On August 8, 2017, a split D.C. Circuit Court ruled that the Environmental Protection Agency (EPA) cannot use the Clean Air Act to try to force companies to use alternatives for hydrofluorocarbons (HFCs) in various products. The ruling is being heralded as a victory for manufacturers concerned over the EPA’s interpretation of certain words in the Clean Air Act to support its authority and mandates.
In 2015, the EPA promulgated a rule that would have required manufacturers to replace hydrofluorocarbons with safe substitutes that do not deplete the ozone. The rule was intended to target substances that allegedly contribute to greenhouse gas emissions. HFCs are found in a multitude of products, including spray cans, automobile air conditioners and refrigerators. Two companies, Mexichem Fluor Inc. and Arkema Inc., challenged the rule on the basis that the EPA misconstrued language in Section 612 of the Clean Air Act in order to push its rule into effect.
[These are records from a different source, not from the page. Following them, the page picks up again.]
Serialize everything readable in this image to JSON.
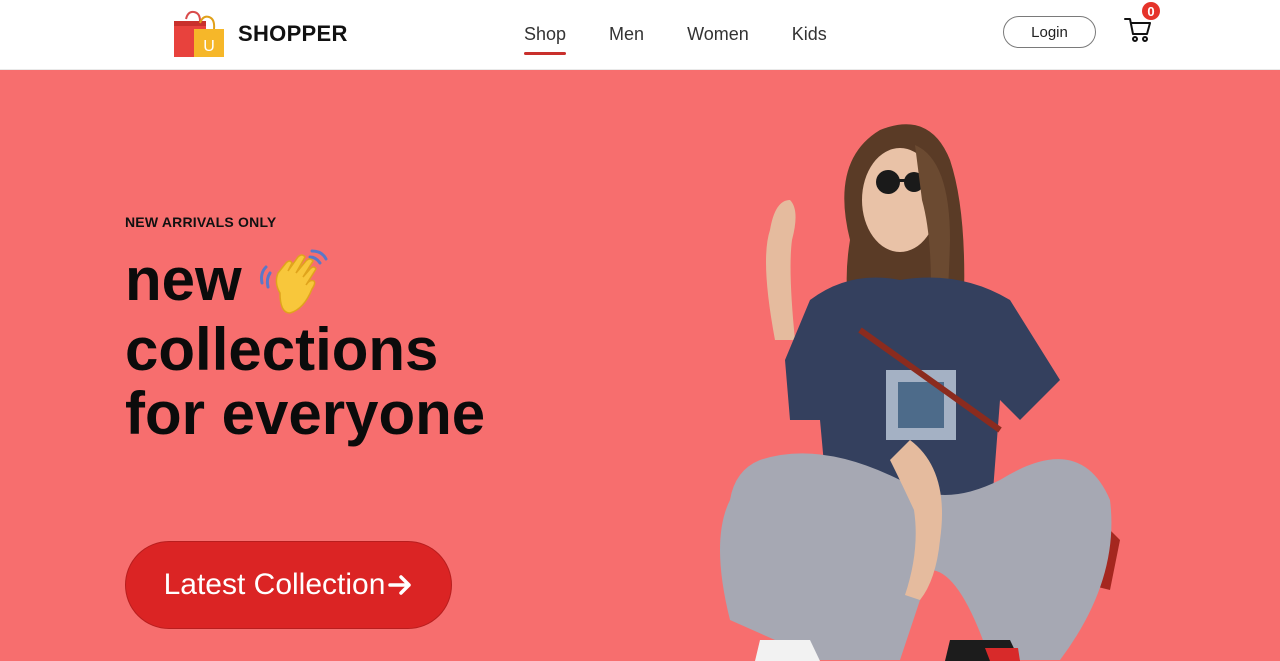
{
  "brand": {
    "name": "SHOPPER",
    "logo_letter": "U"
  },
  "nav": {
    "items": [
      {
        "label": "Shop",
        "active": true
      },
      {
        "label": "Men",
        "active": false
      },
      {
        "label": "Women",
        "active": false
      },
      {
        "label": "Kids",
        "active": false
      }
    ],
    "login_label": "Login",
    "cart_count": "0"
  },
  "hero": {
    "eyebrow": "NEW ARRIVALS ONLY",
    "headline_line1": "new",
    "headline_line2": "collections",
    "headline_line3": "for everyone",
    "cta_label": "Latest Collection",
    "icons": [
      "waving-hand-icon",
      "arrow-right-icon",
      "cart-icon",
      "shopping-bag-logo"
    ]
  },
  "colors": {
    "hero_bg": "#f76e6e",
    "cta_bg": "#db2424",
    "active_underline": "#c9302c",
    "badge": "#e5332a"
  }
}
The majority opinion agreed with Mexichem and Arkema, holding that while it is correct that Section 612 of the Clean Air Act does require manufacturers to replace ozone-damaging substances with safe substitutes, HFCs do not deplete the ozone, so the EPA could not rely on Section 612 when asserting authority to promulgate the rule. Further, the majority opinion noted that prior to 2015, the EPA stated that Section 612 did not grant the EPA authority to force companies to replace non-ozone-depleting substances. The EPA could not, therefore, reverse course and interpret language in the Clean Air Act such that the agency suddenly had the authority to regulate non-ozone-depleting substances.
Finally, the Court held that although it sympathized with the EPA’s efforts to combat climate change, the regulation that it attempted to enact regarding HFCs was written without statutory authority for the EPA to take such an action. The Court felt that the EPA enacted its regulation in an attempt to circumvent Congress, which has thus far not enacted any legislation regarding climate change. The EPA’s rule regarding HFC replacement was vacated and the case was remanded to the EPA.
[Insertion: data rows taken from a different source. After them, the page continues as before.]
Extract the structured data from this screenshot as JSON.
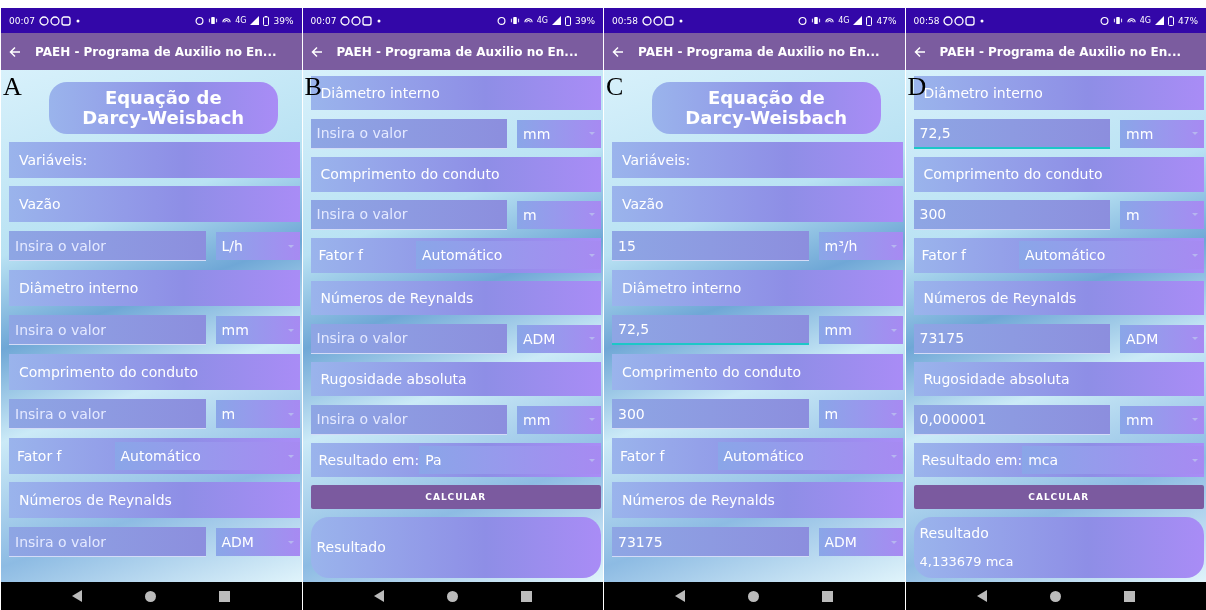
{
  "panels": [
    {
      "label": "A",
      "status": {
        "time": "00:07",
        "network": "4G",
        "battery": "39%"
      },
      "app_bar": {
        "title": "PAEH - Programa de Auxilio no En..."
      },
      "rows": [
        {
          "kind": "title",
          "text": "Equação de Darcy-Weisbach"
        },
        {
          "kind": "label",
          "text": "Variáveis:"
        },
        {
          "kind": "label",
          "text": "Vazão"
        },
        {
          "kind": "input",
          "placeholder": "Insira o valor",
          "unit": "L/h",
          "focused": false
        },
        {
          "kind": "label",
          "text": "Diâmetro interno"
        },
        {
          "kind": "input",
          "placeholder": "Insira o valor",
          "unit": "mm",
          "focused": false
        },
        {
          "kind": "label",
          "text": "Comprimento do conduto"
        },
        {
          "kind": "input",
          "placeholder": "Insira o valor",
          "unit": "m",
          "focused": false
        },
        {
          "kind": "select",
          "text": "Fator f",
          "value": "Automático"
        },
        {
          "kind": "label",
          "text": "Números de Reynalds"
        },
        {
          "kind": "input",
          "placeholder": "Insira o valor",
          "unit": "ADM",
          "focused": false
        }
      ]
    },
    {
      "label": "B",
      "status": {
        "time": "00:07",
        "network": "4G",
        "battery": "39%"
      },
      "app_bar": {
        "title": "PAEH - Programa de Auxilio no En..."
      },
      "rows": [
        {
          "kind": "label",
          "text": "Diâmetro interno"
        },
        {
          "kind": "input",
          "placeholder": "Insira o valor",
          "unit": "mm",
          "focused": false
        },
        {
          "kind": "label",
          "text": "Comprimento do conduto"
        },
        {
          "kind": "input",
          "placeholder": "Insira o valor",
          "unit": "m",
          "focused": false
        },
        {
          "kind": "select",
          "text": "Fator f",
          "value": "Automático"
        },
        {
          "kind": "label",
          "text": "Números de Reynalds"
        },
        {
          "kind": "input",
          "placeholder": "Insira o valor",
          "unit": "ADM",
          "focused": false
        },
        {
          "kind": "label",
          "text": "Rugosidade absoluta"
        },
        {
          "kind": "input",
          "placeholder": "Insira o valor",
          "unit": "mm",
          "focused": false
        },
        {
          "kind": "select",
          "text": "Resultado em:",
          "value": "Pa"
        },
        {
          "kind": "button",
          "text": "CALCULAR"
        },
        {
          "kind": "result",
          "text": "Resultado"
        }
      ]
    },
    {
      "label": "C",
      "status": {
        "time": "00:58",
        "network": "4G",
        "battery": "47%"
      },
      "app_bar": {
        "title": "PAEH - Programa de Auxilio no En..."
      },
      "rows": [
        {
          "kind": "title",
          "text": "Equação de Darcy-Weisbach"
        },
        {
          "kind": "label",
          "text": "Variáveis:"
        },
        {
          "kind": "label",
          "text": "Vazão"
        },
        {
          "kind": "input",
          "value": "15",
          "unit": "m³/h",
          "focused": false
        },
        {
          "kind": "label",
          "text": "Diâmetro interno"
        },
        {
          "kind": "input",
          "value": "72,5",
          "unit": "mm",
          "focused": true
        },
        {
          "kind": "label",
          "text": "Comprimento do conduto"
        },
        {
          "kind": "input",
          "value": "300",
          "unit": "m",
          "focused": false
        },
        {
          "kind": "select",
          "text": "Fator f",
          "value": "Automático"
        },
        {
          "kind": "label",
          "text": "Números de Reynalds"
        },
        {
          "kind": "input",
          "value": "73175",
          "unit": "ADM",
          "focused": false
        }
      ]
    },
    {
      "label": "D",
      "status": {
        "time": "00:58",
        "network": "4G",
        "battery": "47%"
      },
      "app_bar": {
        "title": "PAEH - Programa de Auxilio no En..."
      },
      "rows": [
        {
          "kind": "label",
          "text": "Diâmetro interno"
        },
        {
          "kind": "input",
          "value": "72,5",
          "unit": "mm",
          "focused": true
        },
        {
          "kind": "label",
          "text": "Comprimento do conduto"
        },
        {
          "kind": "input",
          "value": "300",
          "unit": "m",
          "focused": false
        },
        {
          "kind": "select",
          "text": "Fator f",
          "value": "Automático"
        },
        {
          "kind": "label",
          "text": "Números de Reynalds"
        },
        {
          "kind": "input",
          "value": "73175",
          "unit": "ADM",
          "focused": false
        },
        {
          "kind": "label",
          "text": "Rugosidade absoluta"
        },
        {
          "kind": "input",
          "value": "0,000001",
          "unit": "mm",
          "focused": false
        },
        {
          "kind": "select",
          "text": "Resultado em:",
          "value": "mca"
        },
        {
          "kind": "button",
          "text": "CALCULAR"
        },
        {
          "kind": "result",
          "text": "Resultado",
          "value": "4,133679 mca"
        }
      ]
    }
  ]
}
The environmental laws, regulations, and codes are complex, but companies must not be afraid to challenge regulations based on misinterpretation of a statute or overstepping of authority grounds. As the D.C. Circuit Court case shows, efforts by regulatory agencies to circumvent the parameters of their authority in order to push regulations through will not be tolerated.
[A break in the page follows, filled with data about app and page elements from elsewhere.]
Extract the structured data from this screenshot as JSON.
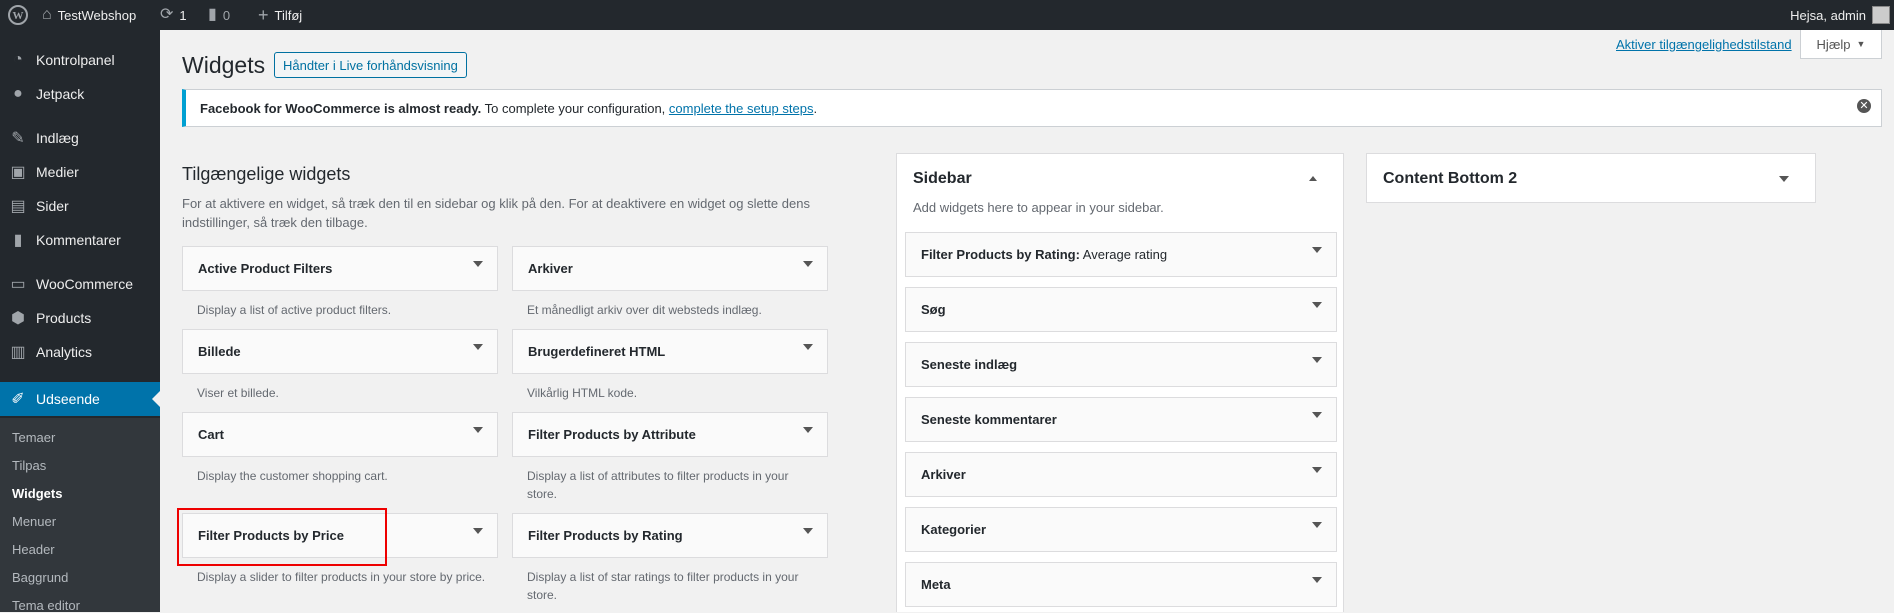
{
  "adminbar": {
    "site_name": "TestWebshop",
    "updates_count": "1",
    "comments_count": "0",
    "new_label": "Tilføj",
    "greeting": "Hejsa, admin"
  },
  "menu": {
    "items": [
      {
        "label": "Kontrolpanel",
        "icon": "dashboard-icon"
      },
      {
        "label": "Jetpack",
        "icon": "jetpack-icon"
      },
      {
        "label": "Indlæg",
        "icon": "pin-icon"
      },
      {
        "label": "Medier",
        "icon": "media-icon"
      },
      {
        "label": "Sider",
        "icon": "pages-icon"
      },
      {
        "label": "Kommentarer",
        "icon": "comments-icon"
      },
      {
        "label": "WooCommerce",
        "icon": "woocommerce-icon"
      },
      {
        "label": "Products",
        "icon": "products-icon"
      },
      {
        "label": "Analytics",
        "icon": "analytics-icon"
      },
      {
        "label": "Udseende",
        "icon": "appearance-icon"
      }
    ],
    "submenu": [
      "Temaer",
      "Tilpas",
      "Widgets",
      "Menuer",
      "Header",
      "Baggrund",
      "Tema editor"
    ]
  },
  "header": {
    "title": "Widgets",
    "live_button": "Håndter i Live forhåndsvisning",
    "a11y_link": "Aktiver tilgængelighedstilstand",
    "help_button": "Hjælp"
  },
  "notice": {
    "bold": "Facebook for WooCommerce is almost ready.",
    "text": " To complete your configuration, ",
    "link": "complete the setup steps",
    "end": "."
  },
  "available": {
    "title": "Tilgængelige widgets",
    "description": "For at aktivere en widget, så træk den til en sidebar og klik på den. For at deaktivere en widget og slette dens indstillinger, så træk den tilbage.",
    "widgets": [
      {
        "title": "Active Product Filters",
        "desc": "Display a list of active product filters."
      },
      {
        "title": "Arkiver",
        "desc": "Et månedligt arkiv over dit websteds indlæg."
      },
      {
        "title": "Billede",
        "desc": "Viser et billede."
      },
      {
        "title": "Brugerdefineret HTML",
        "desc": "Vilkårlig HTML kode."
      },
      {
        "title": "Cart",
        "desc": "Display the customer shopping cart."
      },
      {
        "title": "Filter Products by Attribute",
        "desc": "Display a list of attributes to filter products in your store."
      },
      {
        "title": "Filter Products by Price",
        "desc": "Display a slider to filter products in your store by price."
      },
      {
        "title": "Filter Products by Rating",
        "desc": "Display a list of star ratings to filter products in your store."
      }
    ]
  },
  "sidebar": {
    "title": "Sidebar",
    "description": "Add widgets here to appear in your sidebar.",
    "widgets": [
      {
        "title": "Filter Products by Rating:",
        "subtitle": " Average rating"
      },
      {
        "title": "Søg",
        "subtitle": ""
      },
      {
        "title": "Seneste indlæg",
        "subtitle": ""
      },
      {
        "title": "Seneste kommentarer",
        "subtitle": ""
      },
      {
        "title": "Arkiver",
        "subtitle": ""
      },
      {
        "title": "Kategorier",
        "subtitle": ""
      },
      {
        "title": "Meta",
        "subtitle": ""
      }
    ]
  },
  "content_bottom": {
    "title": "Content Bottom 2"
  },
  "colors": {
    "adminbar_bg": "#23282d",
    "accent": "#0073aa",
    "notice_border": "#00a0d2",
    "highlight": "#ee0000"
  }
}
John Gardella and Bryna Misiura have represented clients in environmental-related claims. If you have any questions or would like more information, please contact John (email him or 617-936-4353, ext. 204).